Around noon on Tuesday, an Ashdod kindergarten teacher in her 40s lost consciousness and collapsed in front of the children in her class. The children shrieked in fear as staff members called emergency services for help. One staff member rushed down the street to a local medical clinic to try and get help from the staff members there.
A few blocks over, United Hatzalah volunteer Yaakov Atiya was studying in Kollel when his emergency communications device began to vibrate, alerting him to the emergency taking place nearby. He quickly closed his book, ran outside, and drove as fast as he could to the kindergarten. Arriving in less than three minutes, Yaakov grabbed his medical kit, saw the commotion, and rushed inside where he found the woman lying unconscious on the ground without a pulse.
Yaakov initiated CPR and was joined moments later by Dor Friedman, another United Hatzalah volunteer who had rushed over on his ambucycle. The pair attached a defibrillator which gave an immediate shock to the patient, and then the duo continued to perform CPR. A nurse from the nearby medical clinic arrived and started an IV line.
“The chaos at the scene was palpable,” Yaakov related. “The children were hysterical and the staff tried everything to calm them down. It was very difficult to be in the midst of this, and I radioed for backup and asked that the Psychotrauma and Crisis Response Unit (PCRU) be dispatched to assist the children and staff who were traumatized by what they witnessed.”
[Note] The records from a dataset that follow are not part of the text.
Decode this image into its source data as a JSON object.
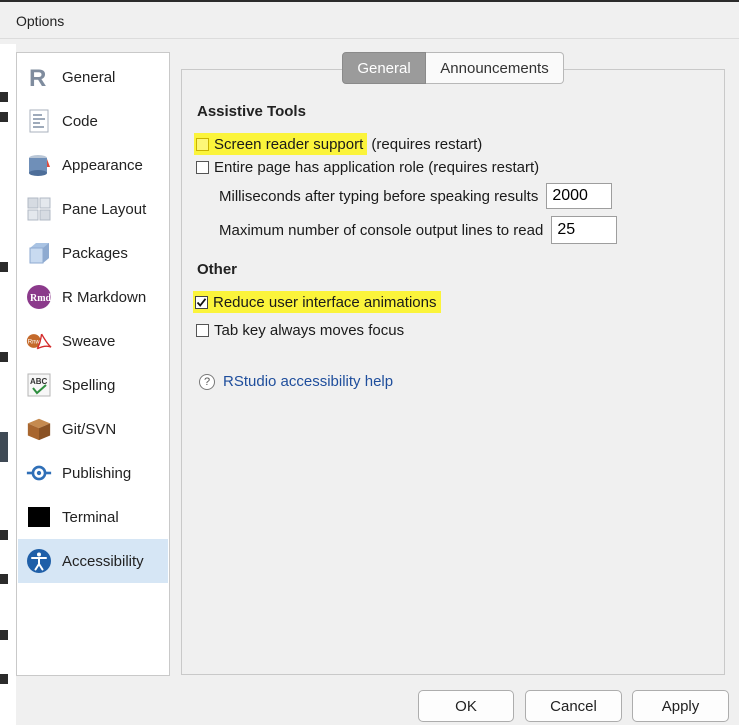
{
  "window": {
    "title": "Options"
  },
  "sidebar": {
    "items": [
      {
        "label": "General",
        "icon": "r-logo-icon"
      },
      {
        "label": "Code",
        "icon": "code-document-icon"
      },
      {
        "label": "Appearance",
        "icon": "paint-bucket-icon"
      },
      {
        "label": "Pane Layout",
        "icon": "pane-layout-icon"
      },
      {
        "label": "Packages",
        "icon": "package-box-icon"
      },
      {
        "label": "R Markdown",
        "icon": "rmd-icon"
      },
      {
        "label": "Sweave",
        "icon": "sweave-pdf-icon"
      },
      {
        "label": "Spelling",
        "icon": "spelling-abc-icon"
      },
      {
        "label": "Git/SVN",
        "icon": "git-box-icon"
      },
      {
        "label": "Publishing",
        "icon": "publishing-icon"
      },
      {
        "label": "Terminal",
        "icon": "terminal-icon"
      },
      {
        "label": "Accessibility",
        "icon": "accessibility-icon"
      }
    ],
    "selected": "Accessibility"
  },
  "tabs": {
    "general": "General",
    "announcements": "Announcements",
    "active": "General"
  },
  "assistive": {
    "heading": "Assistive Tools",
    "screen_reader_label": "Screen reader support",
    "screen_reader_suffix": " (requires restart)",
    "app_role_label": "Entire page has application role (requires restart)",
    "ms_label": "Milliseconds after typing before speaking results",
    "ms_value": "2000",
    "max_lines_label": "Maximum number of console output lines to read",
    "max_lines_value": "25"
  },
  "other": {
    "heading": "Other",
    "reduce_animations_label": "Reduce user interface animations",
    "reduce_animations_checked": true,
    "tab_focus_label": "Tab key always moves focus"
  },
  "help": {
    "link": "RStudio accessibility help"
  },
  "buttons": {
    "ok": "OK",
    "cancel": "Cancel",
    "apply": "Apply"
  },
  "colors": {
    "highlight": "#fbf43b",
    "selected_row": "#d6e6f5",
    "link": "#1f4e9c",
    "active_tab": "#9b9b9b"
  }
}
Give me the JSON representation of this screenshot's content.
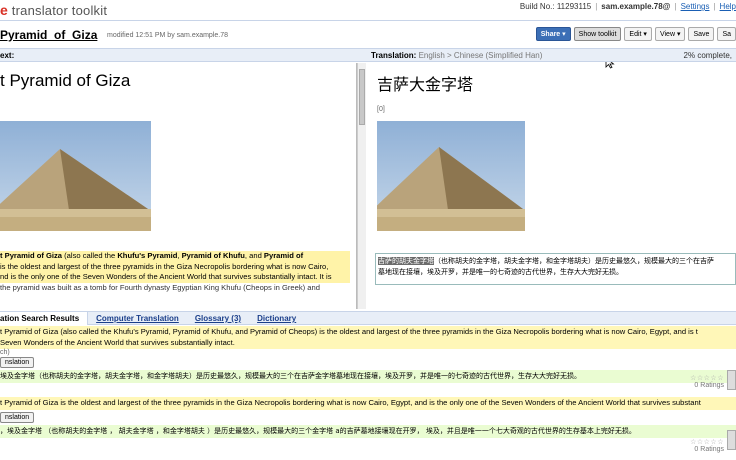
{
  "app": {
    "logo_g": "e",
    "title": "translator toolkit"
  },
  "userbar": {
    "build": "Build No.: 11293115",
    "user": "sam.example.78@",
    "settings": "Settings",
    "help": "Help"
  },
  "doc": {
    "title": "Pyramid_of_Giza",
    "meta": "modified 12:51 PM by sam.example.78"
  },
  "toolbar": {
    "share": "Share ▾",
    "show_toolkit": "Show toolkit",
    "edit": "Edit ▾",
    "view": "View ▾",
    "save": "Save",
    "save_short": "Sa"
  },
  "panes": {
    "source_header": "ext:",
    "translation_label": "Translation:",
    "translation_langs": "English > Chinese (Simplified Han)",
    "complete": "2% complete,"
  },
  "source": {
    "title": "t Pyramid of Giza",
    "para_intro": "t Pyramid of Giza",
    "para_also": " (also called the ",
    "para_khufus": "Khufu's Pyramid",
    "para_comma1": ", ",
    "para_pyr_khufu": "Pyramid of Khufu",
    "para_and": ", and ",
    "para_pyr_of": "Pyramid of",
    "line2": " is the oldest and largest of the three pyramids in the Giza Necropolis bordering what is now Cairo,",
    "line3": "nd is the only one of the Seven Wonders of the Ancient World that survives substantially intact. It is",
    "line4": "the pyramid was built as a tomb for Fourth dynasty Egyptian King Khufu (Cheops in Greek) and",
    "line5": "                                                        "
  },
  "translation": {
    "title": "吉萨大金字塔",
    "num": "[0]",
    "box_sel": "吉萨的胡夫金字塔",
    "box_line1": "（也称胡夫的金字塔，胡夫金字塔，和金字塔胡夫）是历史最悠久，规模最大的三个在吉萨",
    "box_line2": "墓地现在接壤，埃及开罗，并是唯一的七奇迹的古代世界，生存大大完好无损。"
  },
  "tabs": [
    {
      "label": "ation Search Results"
    },
    {
      "label": "Computer Translation"
    },
    {
      "label": "Glossary (3)"
    },
    {
      "label": "Dictionary"
    }
  ],
  "results": {
    "src1_line1": "t Pyramid of Giza (also called the Khufu's Pyramid, Pyramid of Khufu, and Pyramid of Cheops) is the oldest and largest of the three pyramids in the Giza Necropolis bordering what is now Cairo, Egypt, and is t",
    "src1_line2": "Seven Wonders of the Ancient World that survives substantially intact.",
    "meta1": "ch)",
    "use1": "nslation",
    "trans1": "埃及金字塔（也称胡夫的金字塔，胡夫金字塔，和金字塔胡夫）是历史最悠久，规模最大的三个在吉萨金字塔墓地现在接壤，埃及开罗，并是唯一的七奇迹的古代世界，生存大大完好无损。",
    "rating1_stars": "☆☆☆☆☆",
    "rating1_count": "0 Ratings",
    "src2": "t Pyramid of Giza is the oldest and largest of the three pyramids in the Giza Necropolis bordering what is now Cairo, Egypt, and is the only one of the Seven Wonders of the Ancient World that survives substant",
    "use2": "nslation",
    "trans2": "，埃及金字塔 （也称胡夫的金字塔 ， 胡夫金字塔 ，和金字塔胡夫 ）是历史最悠久，规模最大的三个金字塔 a的吉萨墓地接壤现在开罗， 埃及，并且是唯一一个七大奇观的古代世界的生存基本上完好无损。",
    "rating2_stars": "☆☆☆☆☆",
    "rating2_count": "0 Ratings"
  },
  "colors": {
    "share_blue": "#3c6fb6",
    "source_highlight": "#fff3a8",
    "tm_green": "#eafcd2",
    "pane_header": "#e8eef7"
  }
}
After a short while, additional EMS personnel arrived, including an ambulance team from United Hatzalah. The combined team of responders succeeded in bringing back the woman’s pulse and her blood pressure rose to a stable level. She was transported to the hospital in a mobile intensive care ambulance.
“After the medical emergency had ended, we had to deal with the emotional fallout,” said Yaakov. “We cleaned the room thoroughly so that there would be no trace of any medical supplies or other leftovers from the CPR, nothing to trigger the children or staff. Natalie Kadosh, one of the higher ranking PCRU unit members had taken charge of the scene and was working with both the children and the staff to help them process what happened.
“It was amazing to see how other volunteers also stepped in. Dor Friedman gave the children a demonstration of his ambucycle showing them how it works and told them how he was able to get there so quickly and safely. This brought smiles back to the worried faces of the children and it was a big help to pull them out of the trauma they witnessed. Another volunteer, Daniel Bokovza went out and purchased popsicles for all of the children in the daycare, that helped a lot as well. This really brought home for me the message that our work as first responders who are a part of the community doesn’t end, even when the medical emergency has passed, we are here for the community and all those affected by the emergency.”
Atiyah added: “I always tell my fellow volunteers and fresh recruits I meet that you need to remain aware. One never knows when or where an emergency will take place. When it does, we need to be there to help, not only until the person’s injuries are treated and they are transported to the hospital, but assist until the incident is completely over. To me, that’s what makes volunteering as a first responder with United Hatzalah unique, and I am proud to do it.”